*** Dataset ***

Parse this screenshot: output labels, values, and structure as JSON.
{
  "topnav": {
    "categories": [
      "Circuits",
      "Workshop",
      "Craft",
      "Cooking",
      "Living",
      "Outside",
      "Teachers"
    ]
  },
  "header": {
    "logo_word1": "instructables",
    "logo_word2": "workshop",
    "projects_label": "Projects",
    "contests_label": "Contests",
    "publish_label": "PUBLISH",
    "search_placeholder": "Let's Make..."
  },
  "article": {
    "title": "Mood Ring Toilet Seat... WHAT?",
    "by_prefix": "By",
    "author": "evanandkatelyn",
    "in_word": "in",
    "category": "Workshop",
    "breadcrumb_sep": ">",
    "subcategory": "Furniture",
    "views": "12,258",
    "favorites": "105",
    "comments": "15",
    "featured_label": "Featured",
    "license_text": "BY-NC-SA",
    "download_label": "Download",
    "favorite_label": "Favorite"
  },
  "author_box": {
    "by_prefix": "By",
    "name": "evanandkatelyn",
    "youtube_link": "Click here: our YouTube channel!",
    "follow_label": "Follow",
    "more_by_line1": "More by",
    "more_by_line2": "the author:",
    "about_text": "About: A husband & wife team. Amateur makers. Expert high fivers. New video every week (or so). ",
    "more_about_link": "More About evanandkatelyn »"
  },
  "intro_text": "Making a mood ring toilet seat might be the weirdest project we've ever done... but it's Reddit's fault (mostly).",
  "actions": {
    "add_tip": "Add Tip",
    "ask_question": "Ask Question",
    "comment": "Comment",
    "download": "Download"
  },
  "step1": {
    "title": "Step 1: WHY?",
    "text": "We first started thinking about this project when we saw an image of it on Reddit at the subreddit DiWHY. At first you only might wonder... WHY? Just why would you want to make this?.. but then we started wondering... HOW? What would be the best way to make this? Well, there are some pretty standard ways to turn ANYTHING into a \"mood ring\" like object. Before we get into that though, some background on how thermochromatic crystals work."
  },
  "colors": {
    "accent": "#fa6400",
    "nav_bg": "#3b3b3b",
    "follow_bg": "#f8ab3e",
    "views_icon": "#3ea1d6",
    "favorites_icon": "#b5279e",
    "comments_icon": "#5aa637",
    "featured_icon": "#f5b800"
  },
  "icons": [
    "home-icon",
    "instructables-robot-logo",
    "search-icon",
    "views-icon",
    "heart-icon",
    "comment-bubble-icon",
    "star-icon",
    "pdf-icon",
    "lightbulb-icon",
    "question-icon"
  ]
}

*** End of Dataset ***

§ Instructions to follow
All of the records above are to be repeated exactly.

§ Answer for this exercise
Parse this screenshot: output labels, values, and structure as JSON.
{
  "topnav": {
    "categories": [
      "Circuits",
      "Workshop",
      "Craft",
      "Cooking",
      "Living",
      "Outside",
      "Teachers"
    ]
  },
  "header": {
    "logo_word1": "instructables",
    "logo_word2": "workshop",
    "projects_label": "Projects",
    "contests_label": "Contests",
    "publish_label": "PUBLISH",
    "search_placeholder": "Let's Make..."
  },
  "article": {
    "title": "Mood Ring Toilet Seat... WHAT?",
    "by_prefix": "By",
    "author": "evanandkatelyn",
    "in_word": "in",
    "category": "Workshop",
    "breadcrumb_sep": ">",
    "subcategory": "Furniture",
    "views": "12,258",
    "favorites": "105",
    "comments": "15",
    "featured_label": "Featured",
    "license_text": "BY-NC-SA",
    "download_label": "Download",
    "favorite_label": "Favorite"
  },
  "author_box": {
    "by_prefix": "By",
    "name": "evanandkatelyn",
    "youtube_link": "Click here: our YouTube channel!",
    "follow_label": "Follow",
    "more_by_line1": "More by",
    "more_by_line2": "the author:",
    "about_text": "About: A husband & wife team. Amateur makers. Expert high fivers. New video every week (or so). ",
    "more_about_link": "More About evanandkatelyn »"
  },
  "intro_text": "Making a mood ring toilet seat might be the weirdest project we've ever done... but it's Reddit's fault (mostly).",
  "actions": {
    "add_tip": "Add Tip",
    "ask_question": "Ask Question",
    "comment": "Comment",
    "download": "Download"
  },
  "step1": {
    "title": "Step 1: WHY?",
    "text": "We first started thinking about this project when we saw an image of it on Reddit at the subreddit DiWHY. At first you only might wonder... WHY? Just why would you want to make this?.. but then we started wondering... HOW? What would be the best way to make this? Well, there are some pretty standard ways to turn ANYTHING into a \"mood ring\" like object. Before we get into that though, some background on how thermochromatic crystals work."
  },
  "colors": {
    "accent": "#fa6400",
    "nav_bg": "#3b3b3b",
    "follow_bg": "#f8ab3e",
    "views_icon": "#3ea1d6",
    "favorites_icon": "#b5279e",
    "comments_icon": "#5aa637",
    "featured_icon": "#f5b800"
  },
  "icons": [
    "home-icon",
    "instructables-robot-logo",
    "search-icon",
    "views-icon",
    "heart-icon",
    "comment-bubble-icon",
    "star-icon",
    "pdf-icon",
    "lightbulb-icon",
    "question-icon"
  ]
}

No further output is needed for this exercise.